Bats have been the reservoir for recent disease outbreaks, including SARS and the current COVID-19 pandemic. But it's human activity that allows the virus to cross over.
The conspiracy theory that Covid-19 was created in a laboratory has been widely reported, yet there is no evidence to support it. Why such theories thrive can easily be explained, however.
Antimicrobial resistance is a public health and economic disaster waiting to happen. If we do not address this threat, by 2050 more people will die from drug-resistant infections than from cancer.
Scientists and academics on how the world might change once this is all over, and if a return to 'normality' is even possible.
Since the pandemic began, the new coronavirus has infected more than 780,000 people and killed at least 37,000. The experts at The Conversation offer its readers insights from every continent.
Citizens around the world look warily at the rates of illnesses and deaths at home and abroad as the economic effects of COVID-19 start to hit.

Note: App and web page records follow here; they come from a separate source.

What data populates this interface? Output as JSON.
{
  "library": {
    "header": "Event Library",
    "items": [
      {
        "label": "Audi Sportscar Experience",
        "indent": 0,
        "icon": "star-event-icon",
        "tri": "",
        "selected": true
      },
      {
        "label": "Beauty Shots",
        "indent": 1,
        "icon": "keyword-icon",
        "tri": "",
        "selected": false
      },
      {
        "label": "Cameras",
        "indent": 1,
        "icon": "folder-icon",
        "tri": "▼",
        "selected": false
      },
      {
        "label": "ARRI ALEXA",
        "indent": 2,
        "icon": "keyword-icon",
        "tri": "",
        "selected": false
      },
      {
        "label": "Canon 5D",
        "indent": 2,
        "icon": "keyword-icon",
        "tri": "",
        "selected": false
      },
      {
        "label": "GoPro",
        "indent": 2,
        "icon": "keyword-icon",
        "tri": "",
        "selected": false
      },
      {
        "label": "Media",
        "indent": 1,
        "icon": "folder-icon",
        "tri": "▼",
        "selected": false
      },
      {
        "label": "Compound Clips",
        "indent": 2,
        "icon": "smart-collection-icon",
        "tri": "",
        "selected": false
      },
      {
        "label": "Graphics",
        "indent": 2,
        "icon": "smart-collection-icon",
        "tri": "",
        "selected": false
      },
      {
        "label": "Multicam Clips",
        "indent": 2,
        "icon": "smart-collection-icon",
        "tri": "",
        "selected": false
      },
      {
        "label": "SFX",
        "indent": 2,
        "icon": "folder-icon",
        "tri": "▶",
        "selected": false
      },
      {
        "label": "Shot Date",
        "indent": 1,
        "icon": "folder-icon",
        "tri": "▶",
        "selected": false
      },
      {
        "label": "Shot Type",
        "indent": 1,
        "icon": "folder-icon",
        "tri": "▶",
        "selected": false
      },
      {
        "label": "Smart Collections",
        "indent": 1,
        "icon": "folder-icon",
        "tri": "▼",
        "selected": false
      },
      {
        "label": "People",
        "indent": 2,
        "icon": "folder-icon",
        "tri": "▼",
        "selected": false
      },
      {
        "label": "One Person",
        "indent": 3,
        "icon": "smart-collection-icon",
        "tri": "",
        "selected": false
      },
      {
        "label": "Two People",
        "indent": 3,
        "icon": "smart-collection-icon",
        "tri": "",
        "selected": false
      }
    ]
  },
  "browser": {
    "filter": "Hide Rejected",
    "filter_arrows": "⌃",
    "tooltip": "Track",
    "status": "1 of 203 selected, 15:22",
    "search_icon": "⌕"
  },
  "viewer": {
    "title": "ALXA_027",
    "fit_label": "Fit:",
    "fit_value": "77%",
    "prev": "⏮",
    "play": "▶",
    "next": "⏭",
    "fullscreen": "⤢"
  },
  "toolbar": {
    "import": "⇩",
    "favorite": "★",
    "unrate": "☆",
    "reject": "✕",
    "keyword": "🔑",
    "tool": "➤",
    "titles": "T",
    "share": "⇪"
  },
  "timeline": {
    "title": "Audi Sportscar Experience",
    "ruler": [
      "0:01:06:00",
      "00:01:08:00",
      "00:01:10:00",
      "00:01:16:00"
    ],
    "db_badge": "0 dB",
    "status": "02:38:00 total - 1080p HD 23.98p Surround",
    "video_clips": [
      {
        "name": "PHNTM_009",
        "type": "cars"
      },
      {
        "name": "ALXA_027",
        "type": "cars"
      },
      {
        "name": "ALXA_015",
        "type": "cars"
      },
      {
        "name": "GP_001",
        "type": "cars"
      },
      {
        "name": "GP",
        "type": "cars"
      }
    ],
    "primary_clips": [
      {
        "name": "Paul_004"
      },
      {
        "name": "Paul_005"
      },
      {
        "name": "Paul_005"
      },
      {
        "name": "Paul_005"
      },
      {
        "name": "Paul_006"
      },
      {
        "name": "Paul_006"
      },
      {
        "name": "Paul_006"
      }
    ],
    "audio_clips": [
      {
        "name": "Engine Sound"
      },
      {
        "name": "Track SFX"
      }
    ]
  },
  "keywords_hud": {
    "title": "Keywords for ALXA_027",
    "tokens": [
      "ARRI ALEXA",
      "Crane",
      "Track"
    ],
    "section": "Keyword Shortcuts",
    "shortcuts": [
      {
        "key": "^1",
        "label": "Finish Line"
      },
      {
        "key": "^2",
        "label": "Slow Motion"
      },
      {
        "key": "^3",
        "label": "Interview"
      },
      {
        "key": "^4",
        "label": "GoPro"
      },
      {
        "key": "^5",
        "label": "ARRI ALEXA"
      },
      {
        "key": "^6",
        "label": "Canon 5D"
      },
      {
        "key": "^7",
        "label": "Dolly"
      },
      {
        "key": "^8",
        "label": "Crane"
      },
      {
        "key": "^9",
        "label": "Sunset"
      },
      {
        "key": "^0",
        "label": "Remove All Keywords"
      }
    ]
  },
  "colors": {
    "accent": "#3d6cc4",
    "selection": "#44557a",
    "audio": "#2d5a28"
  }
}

Among the more than 20,000 drugs approved by the FDA, there may be some that can treat COVID-19. A team at the University of California, San Francisco, is identifying possible candidates.
The SARS-CoV-2 virus responsible for the COVID-19 pandemic is undergoing extensive genetic analysis around the world to understand its origin and evolution.
Currently, the number of confirmed global COVID-19 cases is doubling about every six days. At this rate, Australia's health sector will be unable to cope.
Viruses are small enough to pass through filters, including face masks. Disabling viruses with electrically charged gases could be a better way to curb airborne transmission.
Coronavirus can cause lung damage, pneumonia and multi-organ failure, or sepsis, among other things.
People panic-buying face masks to protect themselves from coronavirus risk running down stocks should we really need them.
There's no evidence you can spread the Wuhan coronavirus before showing symptoms, but one study suggests it's possible for children and young people to be infectious without ever having symptoms.
Four people in Australia have tested positive to the Wuhan coronavirus so far. So how does it spread, who is most at risk, and what is Australia doing to reduce transmission?
Recent discoveries on the effects of live attenuated vaccines challenge the current vaccine paradigm and question vaccination policies.
The flu vaccine is built on the strains expected to circulate in a given year. While the majority of strains circulating this year are matched in the vaccine, there's one strain we didn't predict.
The 2018 flu season was mild, while 2017 was a particularly bad year. It's impossible to predict what the 2019 flu season has in store, but we've seen more cases so far this year than usual.
Protection wanes after four or five months, so for most people, it makes sense to get a flu shot in mid to late May or early June so you're protected when the flu season peaks in August or September.
Australia's college of obstetricians has warned pregnant women against kissing their toddlers on the mouth or sharing food because of the risk of cytomegalovirus (CMV). But is this advice useful?
It doesn't just seem like the world is experiencing more viral infections than before – it's a reality. And the way humans live today helps viruses thrive.